▶ _Work task_
Look through the data below. Pick out the lines holding the string "this".
Data provided Start Marker
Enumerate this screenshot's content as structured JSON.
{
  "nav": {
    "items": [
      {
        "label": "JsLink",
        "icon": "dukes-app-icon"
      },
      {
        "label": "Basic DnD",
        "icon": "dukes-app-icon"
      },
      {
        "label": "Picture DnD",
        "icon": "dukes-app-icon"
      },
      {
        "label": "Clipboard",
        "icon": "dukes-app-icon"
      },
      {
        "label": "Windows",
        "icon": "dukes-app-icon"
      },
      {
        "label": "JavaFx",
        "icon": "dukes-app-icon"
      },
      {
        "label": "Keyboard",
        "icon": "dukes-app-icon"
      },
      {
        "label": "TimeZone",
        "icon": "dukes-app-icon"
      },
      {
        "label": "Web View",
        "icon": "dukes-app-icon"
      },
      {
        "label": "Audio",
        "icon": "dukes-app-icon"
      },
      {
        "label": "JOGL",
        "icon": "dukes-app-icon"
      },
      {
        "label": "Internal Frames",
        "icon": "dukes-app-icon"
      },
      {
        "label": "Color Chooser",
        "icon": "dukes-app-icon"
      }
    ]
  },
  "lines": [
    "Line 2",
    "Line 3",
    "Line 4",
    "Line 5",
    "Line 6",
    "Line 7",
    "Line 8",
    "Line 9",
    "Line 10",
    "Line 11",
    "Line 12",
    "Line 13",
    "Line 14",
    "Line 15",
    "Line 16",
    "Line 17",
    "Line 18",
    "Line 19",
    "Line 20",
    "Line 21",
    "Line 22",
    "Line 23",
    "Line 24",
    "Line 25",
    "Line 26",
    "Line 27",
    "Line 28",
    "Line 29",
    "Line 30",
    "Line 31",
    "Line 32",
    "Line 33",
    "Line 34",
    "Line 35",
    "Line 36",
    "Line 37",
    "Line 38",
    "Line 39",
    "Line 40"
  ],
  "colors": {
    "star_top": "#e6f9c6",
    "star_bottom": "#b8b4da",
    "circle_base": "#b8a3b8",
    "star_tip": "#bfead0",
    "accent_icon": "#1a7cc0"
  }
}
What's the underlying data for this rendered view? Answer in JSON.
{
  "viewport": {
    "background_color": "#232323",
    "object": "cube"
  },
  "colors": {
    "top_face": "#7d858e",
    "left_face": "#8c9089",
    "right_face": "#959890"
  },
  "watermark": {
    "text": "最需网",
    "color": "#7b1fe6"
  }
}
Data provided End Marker
▶ _Output of the exercise_
Enumerate this screenshot's content as structured JSON.
What's the underlying data for this rendered view? Answer in JSON.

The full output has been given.